Are Polls Ruining Democracy? – The New Yorker

“A “poll” used to mean the top of your head. Ophelia says of Polonius, “His beard as white as snow: All flaxen was his poll.” When voting involved assembling (all in favor of Smith stand here, all in favor of Jones over there), counting votes required counting heads; that is, counting polls. Eventually, a “poll” came to mean the count itself. By the nineteenth century, to vote was to go “to the polls,” where, more and more, voting was done on paper. Ballots were often printed in newspapers: you’d cut one out and bring it with you.

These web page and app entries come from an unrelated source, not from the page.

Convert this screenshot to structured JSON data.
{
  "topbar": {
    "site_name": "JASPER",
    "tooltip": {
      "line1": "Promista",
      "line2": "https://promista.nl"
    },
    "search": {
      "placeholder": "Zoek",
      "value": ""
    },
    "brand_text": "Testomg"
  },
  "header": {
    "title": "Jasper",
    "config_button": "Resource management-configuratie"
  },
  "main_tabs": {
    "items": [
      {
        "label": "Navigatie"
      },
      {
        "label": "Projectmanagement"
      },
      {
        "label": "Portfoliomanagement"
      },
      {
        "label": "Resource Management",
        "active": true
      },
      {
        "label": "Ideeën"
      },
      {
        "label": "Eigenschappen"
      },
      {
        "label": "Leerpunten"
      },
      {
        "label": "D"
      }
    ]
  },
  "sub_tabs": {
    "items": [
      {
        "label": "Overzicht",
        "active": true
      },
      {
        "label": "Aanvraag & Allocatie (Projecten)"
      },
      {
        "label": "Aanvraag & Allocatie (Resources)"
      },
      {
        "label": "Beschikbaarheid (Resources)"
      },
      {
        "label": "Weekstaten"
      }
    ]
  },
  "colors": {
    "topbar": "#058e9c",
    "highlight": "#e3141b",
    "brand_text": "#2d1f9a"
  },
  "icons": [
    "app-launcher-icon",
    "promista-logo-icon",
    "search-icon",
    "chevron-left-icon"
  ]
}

With the turn to the secret ballot, beginning in the eighteen-eighties, the government began supplying the ballots, but newspapers kept printing them; they’d use them to conduct their own polls, called “straw polls.” Before the election, you’d cut out your ballot and mail it to the newspaper, which would make a prediction. Political parties conducted straw polls, too. That’s one of the ways the political machine works”